If your child tells you about being bullied, listen calmly and offer comfort and support. Kids are often reluctant to tell adults about bullying because they feel embarrassed or worry that their parents will be disappointed, upset, angry, or reactive.
Sometimes they’re scared that if the bully finds out that they told, it will get worse. Others are worried that their parents won’t believe them or do anything about it. Or kids worry that their parents will urge them to fight back when they’re scared to.
Praise your child for doing the right thing by talking to you about it. Remind your child that he or she isn’t alone—a lot of people get bullied at some point. Emphasize that it’s the bully who is behaving badly—not your child. Reassure your child that you will figure out what to do about it together. Here are some ideas:
- Avoid the bully and use the buddy system. Use a different bathroom if a bully is nearby, and don’t go places where no one is around. Buddy up with a friend on the bus, in the hallways, or at recess—wherever the bully is. Offer to do the same for a friend.
- Hold the anger. It’s natural to get upset by the bully, but that’s what bullies thrive on. It makes them feel more powerful. Practice not reacting.
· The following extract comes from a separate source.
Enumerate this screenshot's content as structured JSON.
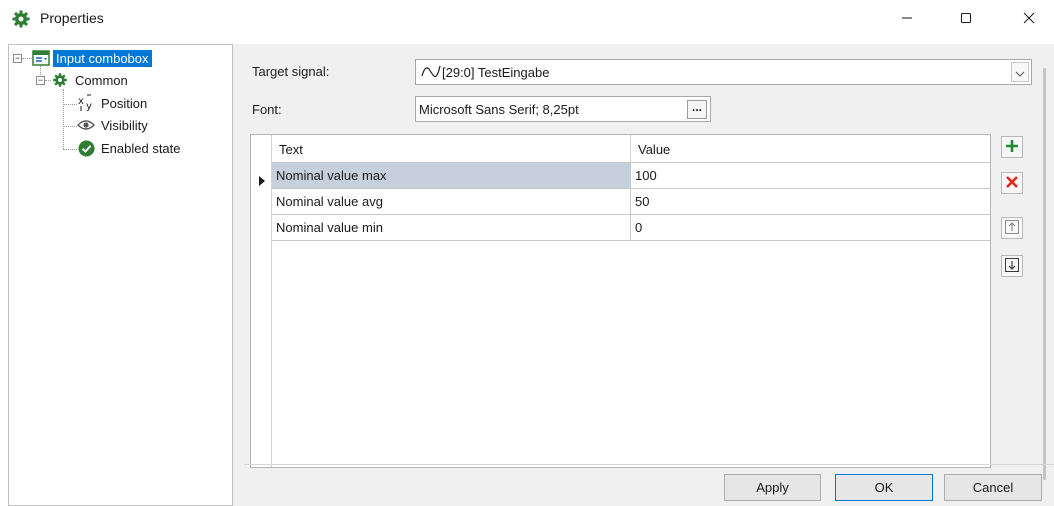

- Act brave, walk away, and ignore the bully. Firmly and clearly tell the bully to stop, then walk away. Practice ways to ignore the hurtful remarks, like acting uninterested or texting someone on your cell phone. By ignoring the bully, you’re showing that you don’t care. Eventually, the bully will probably get bored with trying to bother you.
- Tell an adult. Teachers, principals, parents, and lunchroom personnel at school can all help stop bullying.
- Talk about it. Talk to someone you trust, such as a counselor, teacher, sibling, parent, or friend. They may offer some helpful suggestions, and even if they can’t fix the situation, it may help your child feel a little less alone.
Take it seriously if you hear that the bullying will get worse if the bully finds out that your child told, or if threats of physical harm are involved. Sometimes it’s useful to approach the bully’s parents. But in most cases, teachers or counselors are the best ones to contact first. If you’ve tried those methods and still want to speak to the bullying child’s parents, it’s best to do so in a context where a school official, such as a counselor, can mediate.
Most schools have bullying policies and anti-bullying programs. In addition, many states have bullying laws and policies. Find out about the laws in your community. In certain cases, if you have serious concerns about your child’s safety, you may need to contact legal authorities. #
Courtesy of Nemours.